Myrtle has an iron core of strength in her, despite her obvious self-esteem issues. While art is ultimately the form of expression that allows er to be who she is, from the beginning of the book we learn that Myrtle uses humour to cope with the shitty situations and people in life. Pretty much anything seen through Myrtle’s eyes is funny and spot-on. Her humour is her armour and weapon, and she especially comes out with a few killer zingers in her interactions with her perfectly feminine roommate, Jada. As Myrtle says, “That was the difference between Margie and Jada. Margie thought there was a goddess in every woman. Jada thought that inside every fat woman there was a thin woman crying to get out.”
Ah, Jada. We all know one, or god forbid, several Jadas. Shallow Jada is a strong contrast to odd but loyal Margie, Margie who never had an unkind word to say about anything or anyone, ever. God, I love Margie. Every girl needs a friend like her. Possibly, every girl also needs a friend like Jada to make her appreciate the Margies of the world.
I love how the book treats the Big Questions without at all making it seem like Big Questions. Does Myrtle want to look attractive for men? Yes and no. Does she hate make-up? Yes and no. Does she like the process of putting it on, the whole ritual of adorning the body? Yes, clearly. But that does that mean she needs to succumb to what’s the ideal standard of beauty? The questions are there… the answers are not so obvious.
This brings to mind what Laura Kipnis writes in The Female Thing: “The main reason that feminism and femininity are incompatible is that femininity has a nasty little secret, which is this: femininity, at least in its current incarnation, hinges on sustaining an underlying sense of female inadequacy. Feminism, on the other hand, wants to eliminate female inadequacy, to trounce it as a patriarchal myth, then kick it out of the female psyche for good.”
Maybe this seems overly-simplistic, or maybe it’s one big “Duh” to most people. But it’s the central tug between these two extremes and many are being stretched out thin on either side. I think a book that honestly and intelligently acknowledges this struggle is valuable for girls and young women. (Myrtle of Willendorf is marketed as a young adult book.)
The highlight of this book on a personal front was learning more about the Venus of Willendorf. I hadn’t heard about it until I read this book.

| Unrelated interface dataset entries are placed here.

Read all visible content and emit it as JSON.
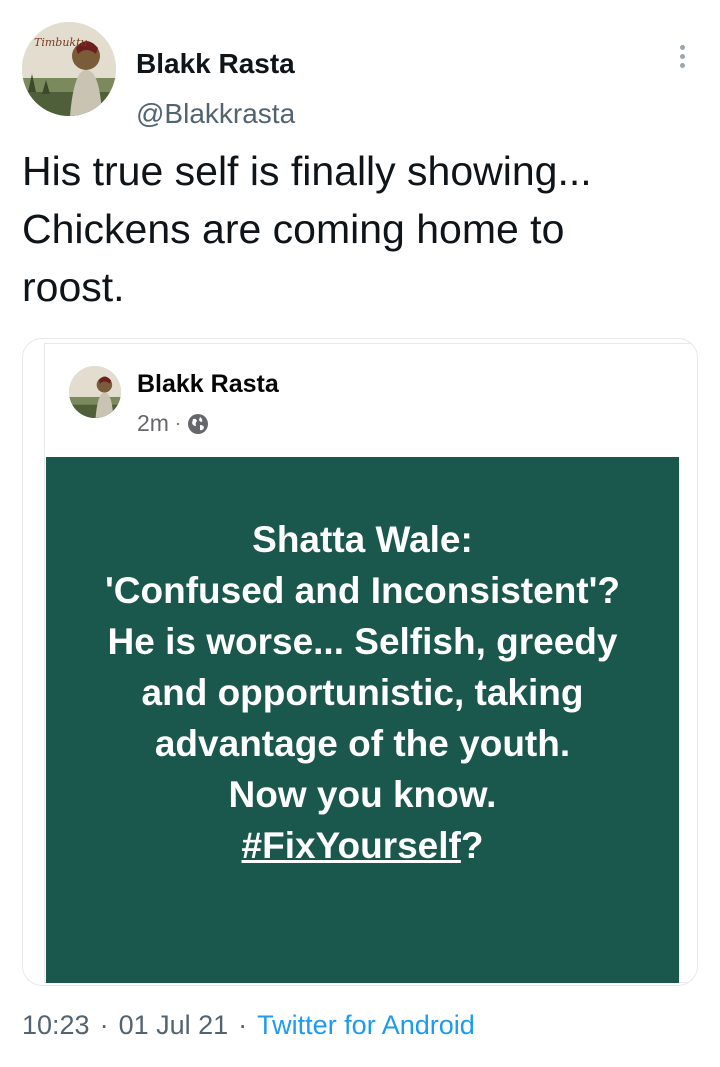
{
  "author": {
    "name": "Blakk Rasta",
    "handle": "@Blakkrasta",
    "avatar_text": "Timbuktu"
  },
  "tweet": {
    "text": "His true self is finally showing...\nChickens are coming home to\nroost."
  },
  "embedded_post": {
    "author_name": "Blakk Rasta",
    "time": "2m",
    "dot": "·",
    "quote_line1": "Shatta Wale:",
    "quote_line2": "'Confused and Inconsistent'? He is worse... Selfish, greedy and opportunistic, taking advantage of the youth.",
    "quote_line3": "Now you know.",
    "hashtag": "#FixYourself",
    "hashtag_suffix": "?"
  },
  "footer": {
    "time": "10:23",
    "sep1": "·",
    "date": "01 Jul 21",
    "sep2": "·",
    "source": "Twitter for Android",
    "source_color": "#1d9bf0"
  },
  "icons": {
    "more": "more-vertical-icon",
    "globe": "globe-icon"
  },
  "colors": {
    "quote_background": "#1a574c",
    "handle": "#536471"
  }
}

I found this essay to be a really interesting source of information, not least because it brings to light the discrepancies inherent in the name ‘Venus of Millendorf.’
Venus – the ideal embodiment of Classical Western female beauty and femininity.
The Willendorf Venus – not so much. Drooping breasts, rolls of stomach fat, pudgy thighs. Everything about her is untypical of what constitutes ideal beauty. Also, she is faceless, which is interesting. My first reaction was that she looked so comforting – which, I suppose, is one way of looking at her, as an embodiment of the Earth Goddess / Mother Goddess figure of abundance and fertility.
This essay explores the possibility that it was possibly carved by a woman instead of a man, which is also pretty interesting. Even while the possibility of an obese woman would have been extremely rare in the hunter-gatherer societies of the Stone Ages, it’s also simultaneously interesting and absolutely unfathomable for us to assume that a man would have found her beautiful or fascinating enough to sculpt. It makes sense for modern scholars to assume instead that a man would not have found a woman like that beautiful, even in pre-civilisational days, and therefore conclude that it had to be sculpted by a woman.
I bet Margie would have quite a lot to say about that.
Myrtle of Willendorf is tender, funny, and quietly rebellious – the perfect antidote for all the dross that we subject ourselves to when we read Elle or Vogue or any number of magazines and books that continue to require its readers to conform to unrealistic and ridiculous standards of female beauty.